|Monthly Tech-Tip |
Below are a series of pictures showing how I re-poured the 350 lb plaster slab into a frame that my father made for Luke Lindoe many years ago. That frame showed no signs of rot, he had treated it with a preservative. The construction is ingenious, the 1x12 outer cap is fastened to the 4x4 legs and the inner 2x4s are secured to it. It is very strong, it withstood a lot of my banging on it with a sledgehammer to get the old slab out of there. This type of frame gave me a lot of flexibility during the pour. I was able to do it alone in a couple of hours. I poured 2-bag batches in succession, the previous just barely setting before I poured the next.
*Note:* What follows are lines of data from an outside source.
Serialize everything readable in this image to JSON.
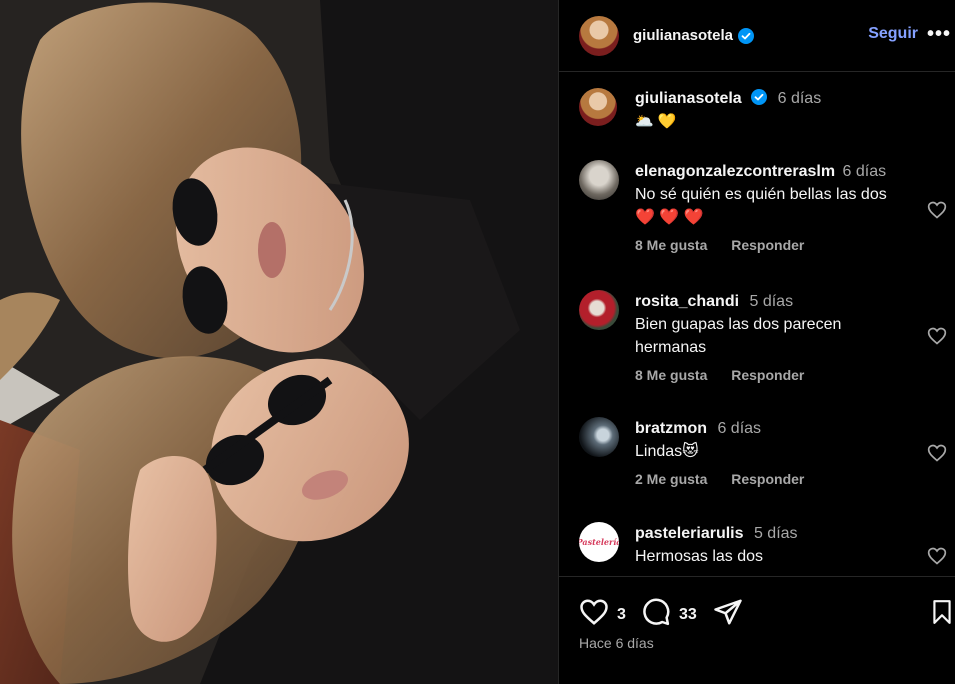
{
  "post": {
    "username": "giulianasotela",
    "follow_label": "Seguir",
    "more_label": "•••",
    "caption_time": "6 días",
    "caption_text": "🌥️ 💛",
    "posted_ago": "Hace 6 días"
  },
  "comments": [
    {
      "username": "elenagonzalezcontreraslm",
      "time": "6 días",
      "text": "No sé quién es quién bellas las dos",
      "emoji": "❤️ ❤️ ❤️",
      "likes": "8 Me gusta",
      "reply": "Responder"
    },
    {
      "username": "rosita_chandi",
      "time": "5 días",
      "text": "Bien guapas las dos parecen hermanas",
      "likes": "8 Me gusta",
      "reply": "Responder"
    },
    {
      "username": "bratzmon",
      "time": "6 días",
      "text": "Lindas😻",
      "likes": "2 Me gusta",
      "reply": "Responder"
    },
    {
      "username": "pasteleriarulis",
      "time": "5 días",
      "text": "Hermosas las dos",
      "avatar_text": "Pastelería"
    }
  ],
  "actions": {
    "like_count": "3",
    "comment_count": "33"
  },
  "colors": {
    "accent": "#85a1ff",
    "verified": "#0095f6",
    "muted": "#a8a8a8",
    "border": "#262626"
  },
  "icons": [
    "verified-badge-icon",
    "heart-icon",
    "comment-icon",
    "share-icon",
    "bookmark-icon",
    "more-icon"
  ]
}
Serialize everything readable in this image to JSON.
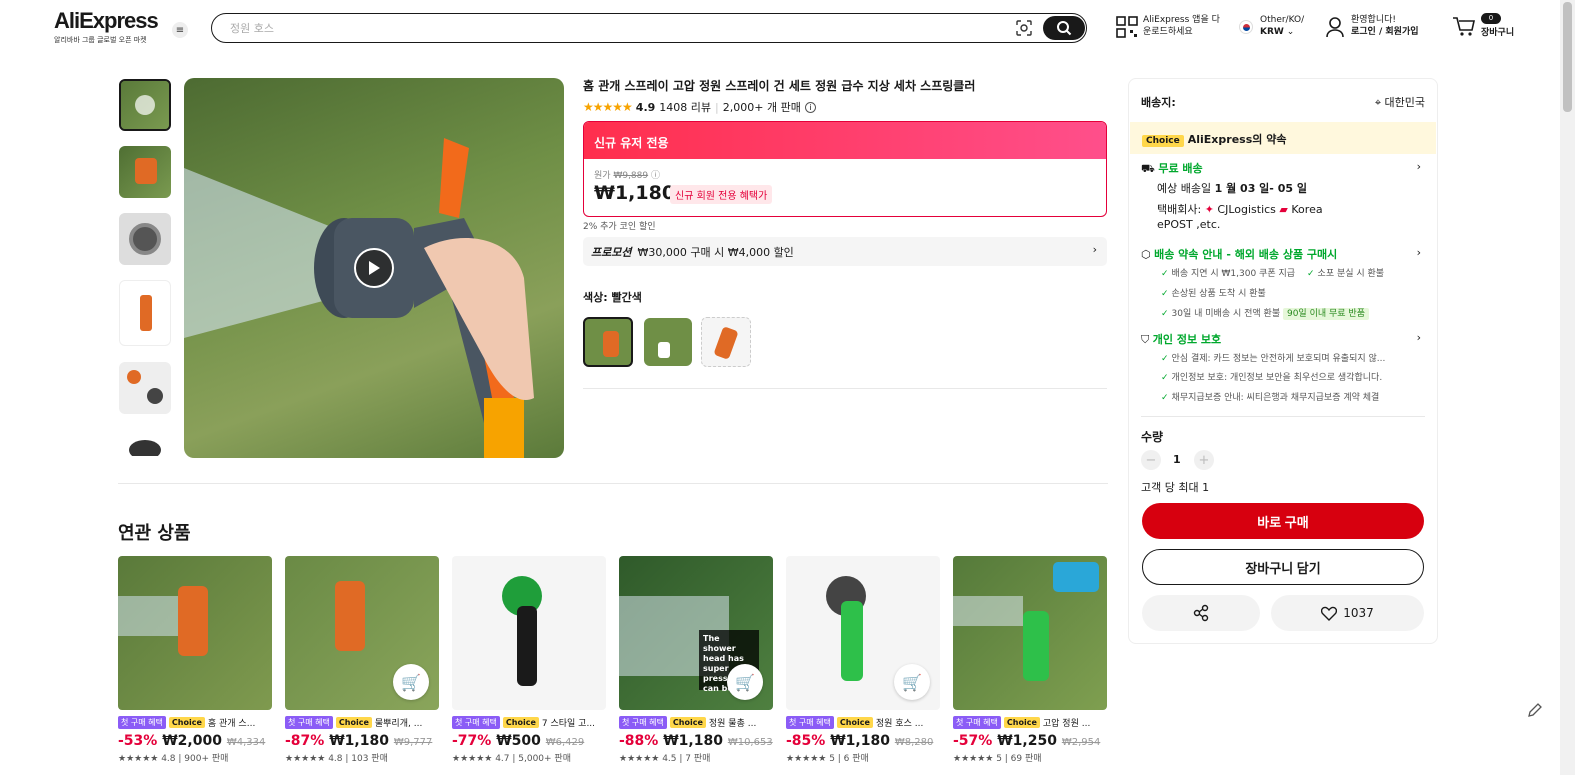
{
  "header": {
    "logo": "AliExpress",
    "logo_sub": "알리바바 그룹 글로벌 오픈 마켓",
    "search_placeholder": "정원 호스",
    "app_line1": "AliExpress 앱을 다",
    "app_line2": "운로드하세요",
    "region_line1": "Other/KO/",
    "region_line2": "KRW",
    "user_line1": "환영합니다!",
    "user_line2": "로그인 / 회원가입",
    "cart_count": "0",
    "cart_label": "장바구니"
  },
  "product": {
    "title": "홈 관개 스프레이 고압 정원 스프레이 건 세트 정원 급수 지상 세차 스프링클러",
    "stars": "★★★★★",
    "rating": "4.9",
    "reviews": "1408 리뷰",
    "sold": "2,000+ 개 판매",
    "promo_header": "신규 유저 전용",
    "original_label": "원가",
    "original_price": "₩9,889",
    "price": "₩1,180",
    "price_tag": "신규 회원 전용 혜택가",
    "coin": "2% 추가 코인 할인",
    "promotion_label": "프로모션",
    "promotion_text": "₩30,000 구매 시 ₩4,000 할인",
    "color_label": "색상: 빨간색"
  },
  "related": {
    "title": "연관 상품",
    "items": [
      {
        "badge1": "첫 구매 혜택",
        "badge2": "Choice",
        "name": "홈 관개 스...",
        "discount": "-53%",
        "price": "₩2,000",
        "orig": "₩4,334",
        "rating": "★★★★★ 4.8 | 900+ 판매"
      },
      {
        "badge1": "첫 구매 혜택",
        "badge2": "Choice",
        "name": "물뿌리개, ...",
        "discount": "-87%",
        "price": "₩1,180",
        "orig": "₩9,777",
        "rating": "★★★★★ 4.8 | 103 판매"
      },
      {
        "badge1": "첫 구매 혜택",
        "badge2": "Choice",
        "name": "7 스타일 고...",
        "discount": "-77%",
        "price": "₩500",
        "orig": "₩6,429",
        "rating": "★★★★★ 4.7 | 5,000+ 판매"
      },
      {
        "badge1": "첫 구매 혜택",
        "badge2": "Choice",
        "name": "정원 물총 ...",
        "discount": "-88%",
        "price": "₩1,180",
        "orig": "₩10,653",
        "rating": "★★★★★ 4.5 | 7 판매"
      },
      {
        "badge1": "첫 구매 혜택",
        "badge2": "Choice",
        "name": "정원 호스 ...",
        "discount": "-85%",
        "price": "₩1,180",
        "orig": "₩8,280",
        "rating": "★★★★★ 5 | 6 판매"
      },
      {
        "badge1": "첫 구매 혜택",
        "badge2": "Choice",
        "name": "고압 정원 ...",
        "discount": "-57%",
        "price": "₩1,250",
        "orig": "₩2,954",
        "rating": "★★★★★ 5 | 69 판매"
      }
    ],
    "overlay_text": "The shower head has super pressure can be"
  },
  "panel": {
    "ship_to_label": "배송지:",
    "ship_to_value": "대한민국",
    "choice_badge": "Choice",
    "choice_title": "AliExpress의 약속",
    "free_ship": "무료 배송",
    "eta_prefix": "예상 배송일",
    "eta": "1 월 03 일- 05 일",
    "carrier_label": "택배회사:",
    "carrier1": "CJLogistics",
    "carrier2": "Korea",
    "carrier3": "ePOST ,etc.",
    "guarantee_title": "배송 약속 안내 - 해외 배송 상품 구매시",
    "g1": "배송 지연 시 ₩1,300 쿠폰 지급",
    "g2": "소포 분실 시 환불",
    "g3": "손상된 상품 도착 시 환불",
    "g4": "30일 내 미배송 시 전액 환불",
    "g4_badge": "90일 이내 무료 반품",
    "privacy_title": "개인 정보 보호",
    "p1": "안심 결제: 카드 정보는 안전하게 보호되며 유출되지 않...",
    "p2": "개인정보 보호: 개인정보 보안을 최우선으로 생각합니다.",
    "p3": "채무지급보증 안내: 씨티은행과 채무지급보증 계약 체결",
    "qty_label": "수량",
    "qty_minus": "−",
    "qty_value": "1",
    "qty_plus": "+",
    "max_per_customer": "고객 당 최대 1",
    "buy_now": "바로 구매",
    "add_to_cart": "장바구니 담기",
    "wishlist_count": "1037"
  }
}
I had a 20-gallon plastic container on wheels, so I could power-mix it (using a propeller mixer by our dust hood), wheel it to the table and use a bucket to empty it into the frame.
The old, worn-out plaster slab has been removed (using a sledge hammer) and everything cleaned up. One cardboard insert has been put in place.
4x4 legs. 1x12 side. 2x4 cross members.
2x4s are nailed to the 1x12s along the length to support the 2x4 cross members.
These liners have been covered in plastic tape. They extend 3/4 inch above the outside wooden frame. The plaster slab must rise above the frame.
Each has been cut and folded to size and stabled in place. These will bear the weight of the plaster when poured.
The plaster will push the plastic into place tightly against the frame.
The drying will take a couple of weeks. It can be accelerated using fans. The table is now very heavy, it cannot be easily moved. The plaster has found its own level, slurry poured onto it will not run in any particular direction.
|By Tony Hansen|
Follow me on